## Data extracts

-------------------------

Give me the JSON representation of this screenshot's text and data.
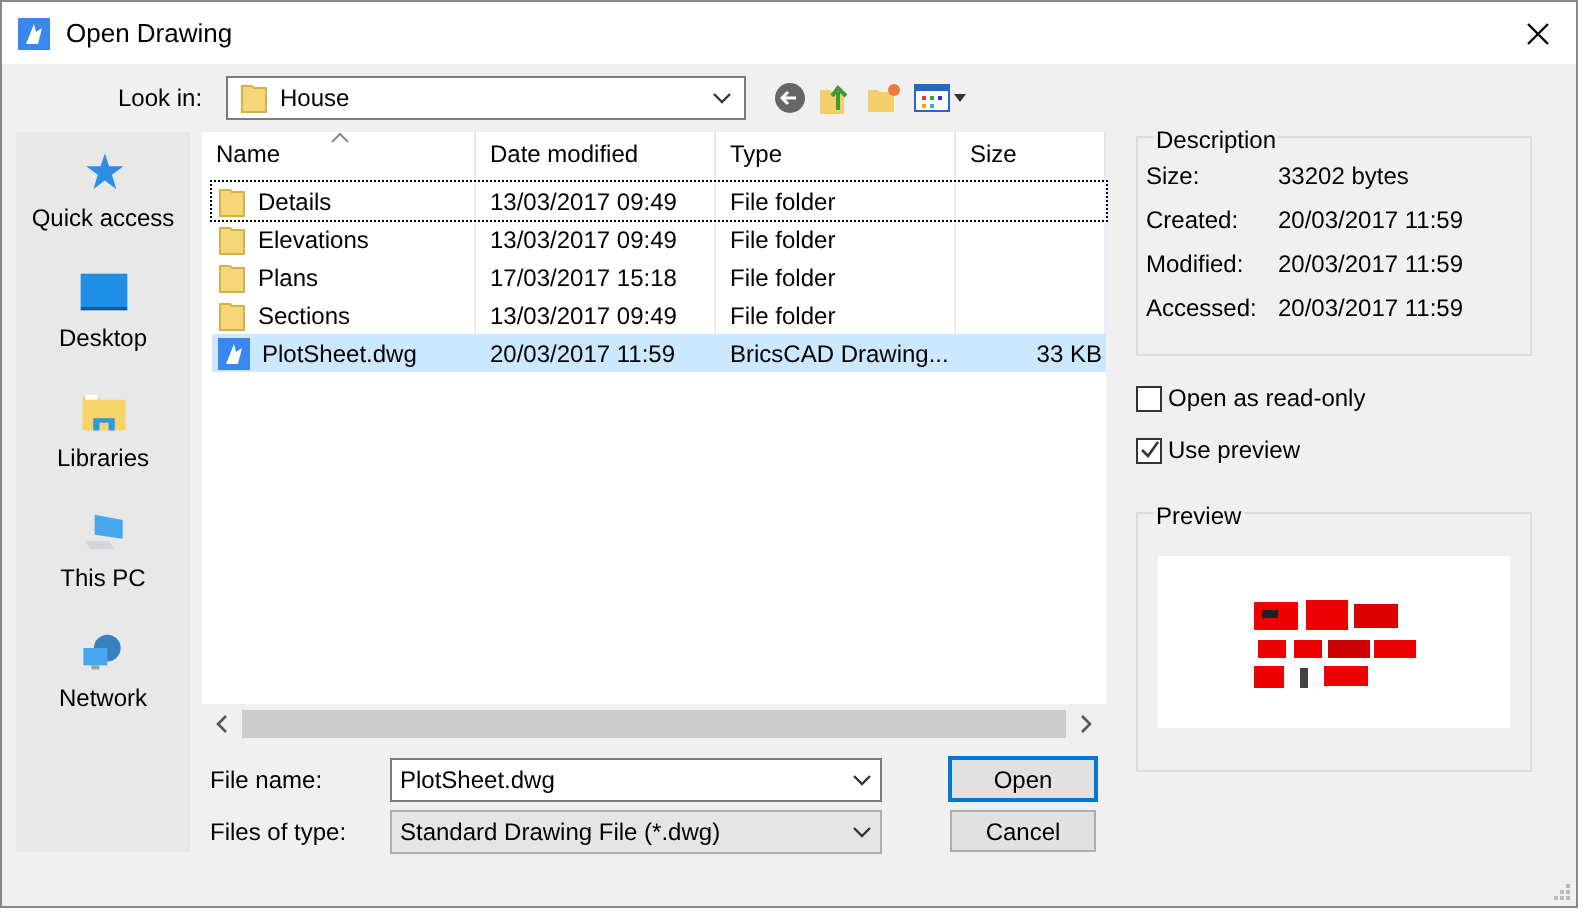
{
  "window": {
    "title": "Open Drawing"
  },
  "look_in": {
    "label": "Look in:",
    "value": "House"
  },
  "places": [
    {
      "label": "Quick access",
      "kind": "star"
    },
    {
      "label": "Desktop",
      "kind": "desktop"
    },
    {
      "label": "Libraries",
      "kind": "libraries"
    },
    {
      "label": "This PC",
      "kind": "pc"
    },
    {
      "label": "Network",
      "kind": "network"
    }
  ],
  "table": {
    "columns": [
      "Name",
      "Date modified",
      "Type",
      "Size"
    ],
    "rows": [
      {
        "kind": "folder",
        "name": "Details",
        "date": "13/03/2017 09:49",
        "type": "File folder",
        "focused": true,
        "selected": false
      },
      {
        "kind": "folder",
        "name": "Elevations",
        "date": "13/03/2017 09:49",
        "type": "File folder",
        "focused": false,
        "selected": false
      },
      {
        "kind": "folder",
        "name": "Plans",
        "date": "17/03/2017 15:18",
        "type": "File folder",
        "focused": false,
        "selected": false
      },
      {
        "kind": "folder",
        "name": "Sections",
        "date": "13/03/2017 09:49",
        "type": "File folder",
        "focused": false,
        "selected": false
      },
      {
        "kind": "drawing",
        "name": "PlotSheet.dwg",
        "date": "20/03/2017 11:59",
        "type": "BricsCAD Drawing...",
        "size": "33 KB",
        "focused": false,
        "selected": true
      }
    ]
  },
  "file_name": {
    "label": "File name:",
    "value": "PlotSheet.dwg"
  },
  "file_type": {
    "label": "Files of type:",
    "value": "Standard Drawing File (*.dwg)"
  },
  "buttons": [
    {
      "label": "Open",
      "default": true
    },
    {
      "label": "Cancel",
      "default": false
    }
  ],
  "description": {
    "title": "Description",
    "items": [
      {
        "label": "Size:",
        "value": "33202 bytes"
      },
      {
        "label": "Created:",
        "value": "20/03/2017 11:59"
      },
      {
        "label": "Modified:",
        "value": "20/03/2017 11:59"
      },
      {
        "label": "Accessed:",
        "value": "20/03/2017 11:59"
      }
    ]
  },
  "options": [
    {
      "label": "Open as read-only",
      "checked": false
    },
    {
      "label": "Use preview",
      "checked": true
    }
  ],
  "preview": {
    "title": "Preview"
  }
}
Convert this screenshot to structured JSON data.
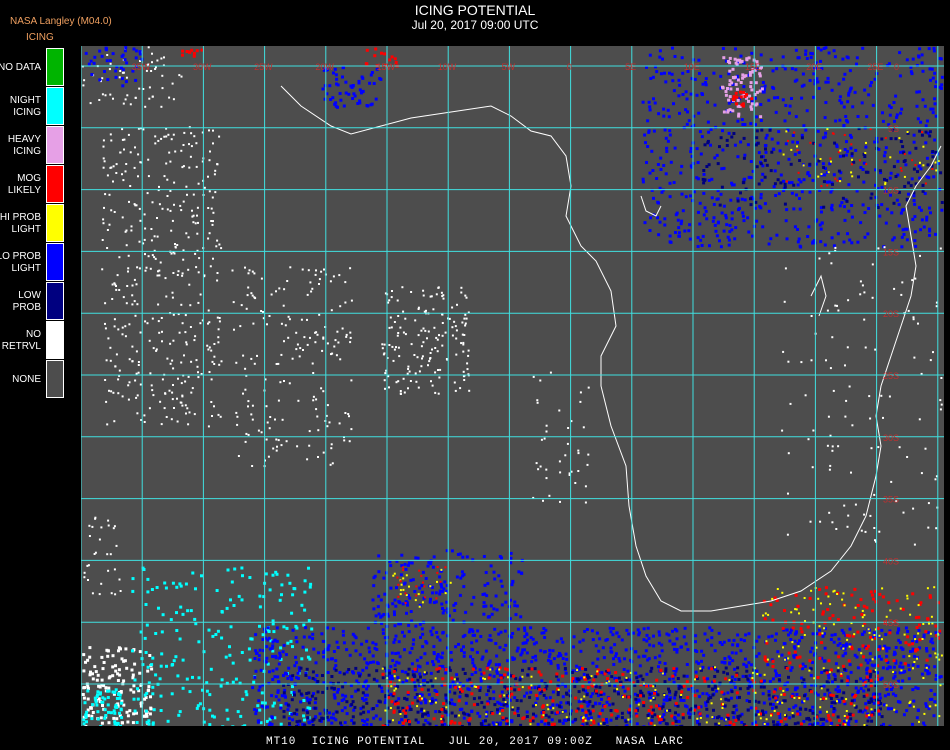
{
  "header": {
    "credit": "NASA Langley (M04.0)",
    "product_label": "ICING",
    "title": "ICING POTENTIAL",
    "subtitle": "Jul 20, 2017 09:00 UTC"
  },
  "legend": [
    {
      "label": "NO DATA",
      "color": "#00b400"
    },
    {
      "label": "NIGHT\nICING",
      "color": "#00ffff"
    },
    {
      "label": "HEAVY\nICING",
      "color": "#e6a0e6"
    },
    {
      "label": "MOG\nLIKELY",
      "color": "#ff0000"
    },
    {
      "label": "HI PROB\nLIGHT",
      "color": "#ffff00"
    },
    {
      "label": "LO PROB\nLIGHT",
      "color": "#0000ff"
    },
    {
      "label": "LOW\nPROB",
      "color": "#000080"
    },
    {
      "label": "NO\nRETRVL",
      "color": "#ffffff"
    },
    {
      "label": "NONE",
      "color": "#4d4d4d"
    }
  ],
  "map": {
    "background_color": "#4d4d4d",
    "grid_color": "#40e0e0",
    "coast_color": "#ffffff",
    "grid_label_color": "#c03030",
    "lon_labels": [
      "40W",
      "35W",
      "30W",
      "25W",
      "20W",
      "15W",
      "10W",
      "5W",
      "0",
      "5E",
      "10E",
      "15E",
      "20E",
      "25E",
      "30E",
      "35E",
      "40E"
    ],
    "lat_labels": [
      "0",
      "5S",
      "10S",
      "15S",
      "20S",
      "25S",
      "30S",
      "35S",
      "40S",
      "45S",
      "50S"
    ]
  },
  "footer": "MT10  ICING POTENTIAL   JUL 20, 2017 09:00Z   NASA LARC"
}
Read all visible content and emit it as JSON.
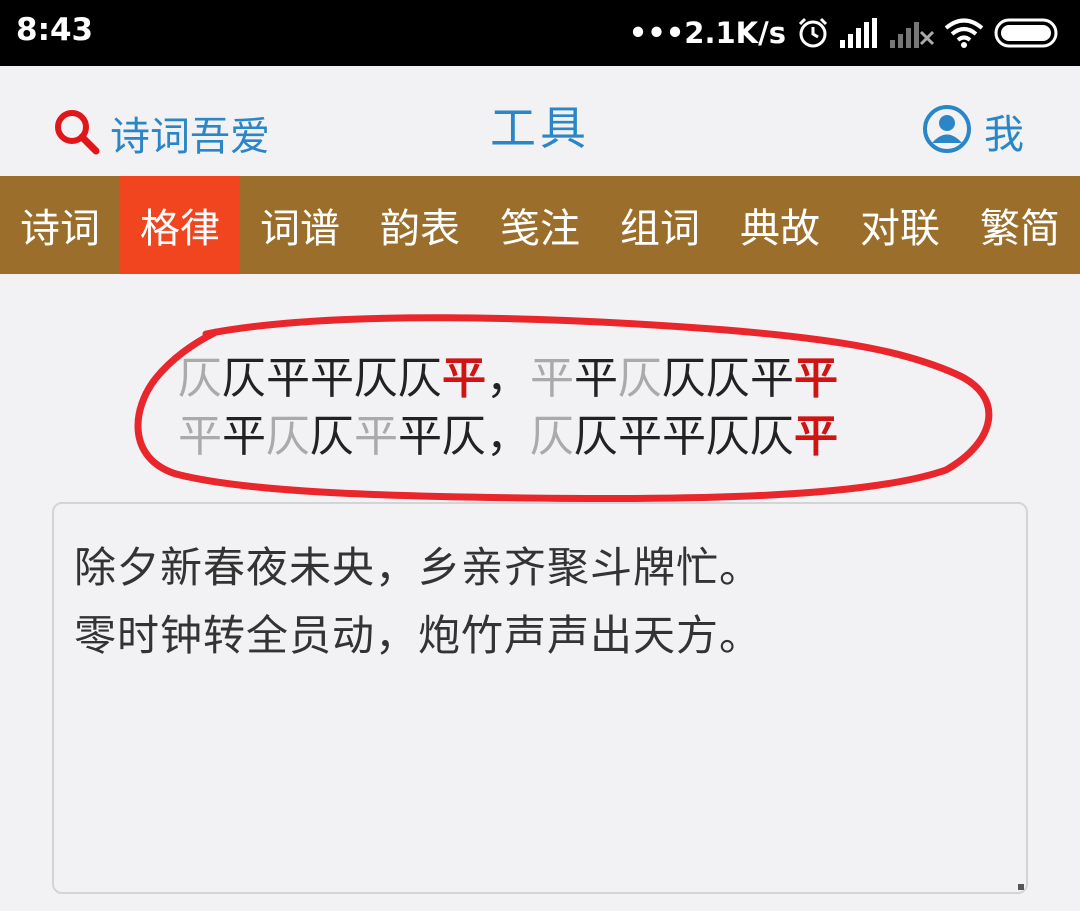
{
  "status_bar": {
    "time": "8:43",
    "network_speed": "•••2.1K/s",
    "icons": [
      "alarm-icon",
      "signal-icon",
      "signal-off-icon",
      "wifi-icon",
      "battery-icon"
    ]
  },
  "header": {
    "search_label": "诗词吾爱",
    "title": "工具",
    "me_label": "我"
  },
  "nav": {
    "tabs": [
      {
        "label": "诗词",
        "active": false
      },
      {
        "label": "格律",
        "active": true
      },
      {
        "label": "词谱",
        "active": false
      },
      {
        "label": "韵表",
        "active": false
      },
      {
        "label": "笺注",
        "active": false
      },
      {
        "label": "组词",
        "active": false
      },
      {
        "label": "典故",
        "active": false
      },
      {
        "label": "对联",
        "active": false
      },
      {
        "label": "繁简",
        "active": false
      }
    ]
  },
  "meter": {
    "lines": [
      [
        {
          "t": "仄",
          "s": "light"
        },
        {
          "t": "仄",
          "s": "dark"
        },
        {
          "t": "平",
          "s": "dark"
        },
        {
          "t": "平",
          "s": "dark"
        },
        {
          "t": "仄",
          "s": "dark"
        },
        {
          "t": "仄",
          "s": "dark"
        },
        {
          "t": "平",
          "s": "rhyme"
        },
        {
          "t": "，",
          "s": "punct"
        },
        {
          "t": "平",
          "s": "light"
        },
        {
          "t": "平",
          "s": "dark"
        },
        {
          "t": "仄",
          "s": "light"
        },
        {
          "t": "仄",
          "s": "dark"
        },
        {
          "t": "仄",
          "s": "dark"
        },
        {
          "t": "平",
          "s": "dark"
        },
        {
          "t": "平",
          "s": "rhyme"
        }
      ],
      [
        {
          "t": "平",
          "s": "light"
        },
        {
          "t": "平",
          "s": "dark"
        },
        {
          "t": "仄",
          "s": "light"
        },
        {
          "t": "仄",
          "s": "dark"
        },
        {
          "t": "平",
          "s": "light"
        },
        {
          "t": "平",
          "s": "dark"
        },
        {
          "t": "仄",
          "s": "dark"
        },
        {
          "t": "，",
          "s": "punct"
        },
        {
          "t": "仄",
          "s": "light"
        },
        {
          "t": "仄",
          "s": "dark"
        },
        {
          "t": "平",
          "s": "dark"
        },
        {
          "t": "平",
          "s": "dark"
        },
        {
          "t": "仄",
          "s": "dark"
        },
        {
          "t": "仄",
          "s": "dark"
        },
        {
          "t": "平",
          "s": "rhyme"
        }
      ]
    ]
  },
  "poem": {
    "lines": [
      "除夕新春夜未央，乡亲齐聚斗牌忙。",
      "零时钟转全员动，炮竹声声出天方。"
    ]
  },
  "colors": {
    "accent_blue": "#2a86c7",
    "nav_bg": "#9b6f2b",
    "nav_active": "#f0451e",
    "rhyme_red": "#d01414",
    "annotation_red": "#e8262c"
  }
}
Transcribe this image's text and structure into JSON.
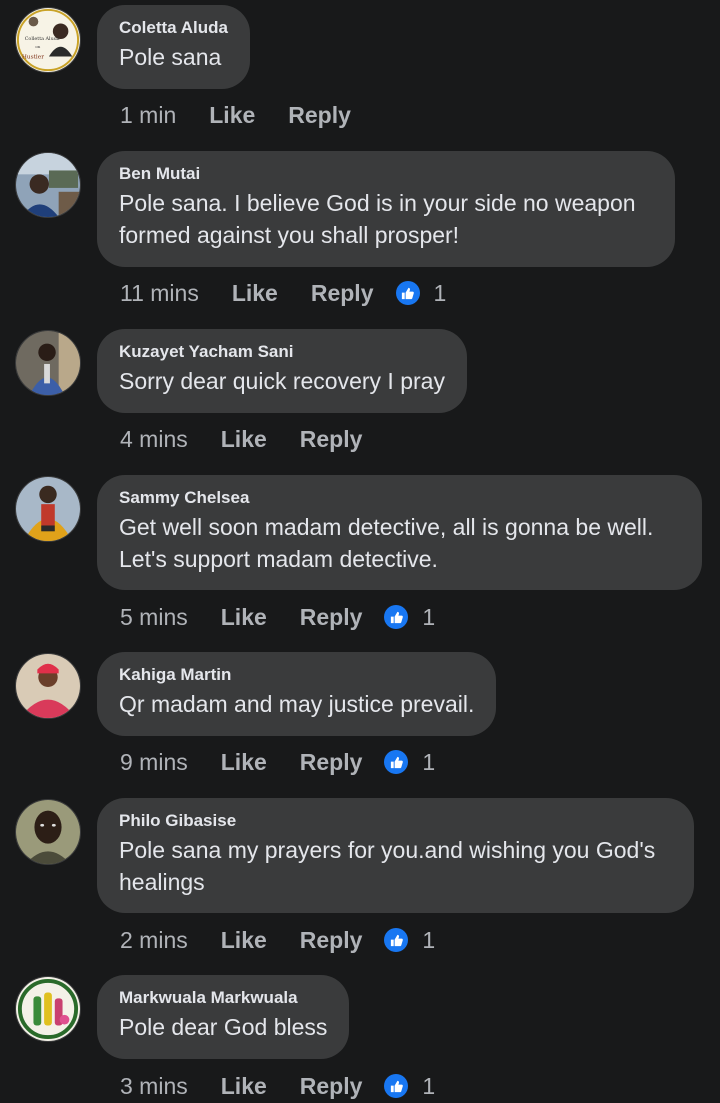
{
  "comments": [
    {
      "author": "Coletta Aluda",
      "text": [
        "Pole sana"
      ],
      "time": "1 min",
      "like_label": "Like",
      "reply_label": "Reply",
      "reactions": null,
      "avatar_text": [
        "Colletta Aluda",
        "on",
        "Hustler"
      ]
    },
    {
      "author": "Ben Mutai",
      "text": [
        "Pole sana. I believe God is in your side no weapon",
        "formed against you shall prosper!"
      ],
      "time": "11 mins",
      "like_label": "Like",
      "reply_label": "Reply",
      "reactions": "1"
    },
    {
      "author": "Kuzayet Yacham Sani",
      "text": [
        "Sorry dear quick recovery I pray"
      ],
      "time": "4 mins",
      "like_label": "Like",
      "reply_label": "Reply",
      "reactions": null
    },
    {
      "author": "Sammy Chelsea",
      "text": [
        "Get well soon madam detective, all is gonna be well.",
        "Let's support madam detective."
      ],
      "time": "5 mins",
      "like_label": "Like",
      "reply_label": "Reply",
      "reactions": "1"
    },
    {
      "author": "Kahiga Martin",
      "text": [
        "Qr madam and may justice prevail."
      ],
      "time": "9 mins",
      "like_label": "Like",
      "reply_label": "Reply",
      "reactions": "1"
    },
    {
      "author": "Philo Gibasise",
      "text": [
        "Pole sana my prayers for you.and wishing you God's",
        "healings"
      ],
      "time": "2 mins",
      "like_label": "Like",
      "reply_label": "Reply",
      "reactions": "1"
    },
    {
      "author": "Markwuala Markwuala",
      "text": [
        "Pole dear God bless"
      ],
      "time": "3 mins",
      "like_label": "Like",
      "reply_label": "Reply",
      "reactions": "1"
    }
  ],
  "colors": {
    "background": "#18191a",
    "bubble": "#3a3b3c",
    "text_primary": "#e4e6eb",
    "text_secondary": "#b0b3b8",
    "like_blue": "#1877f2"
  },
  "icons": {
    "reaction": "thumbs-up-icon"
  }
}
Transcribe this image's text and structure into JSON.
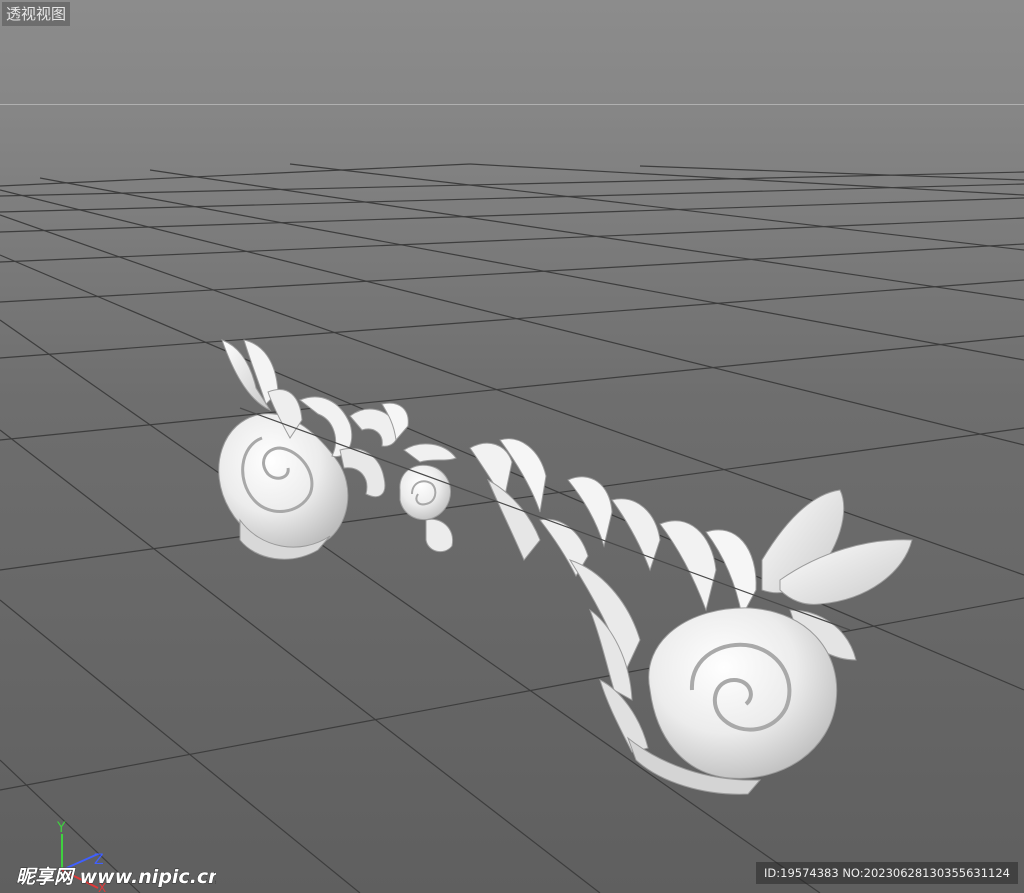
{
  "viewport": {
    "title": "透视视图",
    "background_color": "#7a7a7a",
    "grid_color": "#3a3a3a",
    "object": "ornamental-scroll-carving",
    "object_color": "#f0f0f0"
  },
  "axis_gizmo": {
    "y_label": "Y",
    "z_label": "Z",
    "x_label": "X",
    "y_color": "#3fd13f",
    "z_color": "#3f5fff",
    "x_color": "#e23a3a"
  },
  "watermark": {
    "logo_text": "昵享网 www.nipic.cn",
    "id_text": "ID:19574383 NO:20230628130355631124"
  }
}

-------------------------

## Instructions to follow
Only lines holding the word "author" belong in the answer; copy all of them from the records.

## Result of the task
      "author": "Coletta Aluda",
      "author": "Ben Mutai",
      "author": "Kuzayet Yacham Sani",
      "author": "Sammy Chelsea",
      "author": "Kahiga Martin",
      "author": "Philo Gibasise",
      "author": "Markwuala Markwuala",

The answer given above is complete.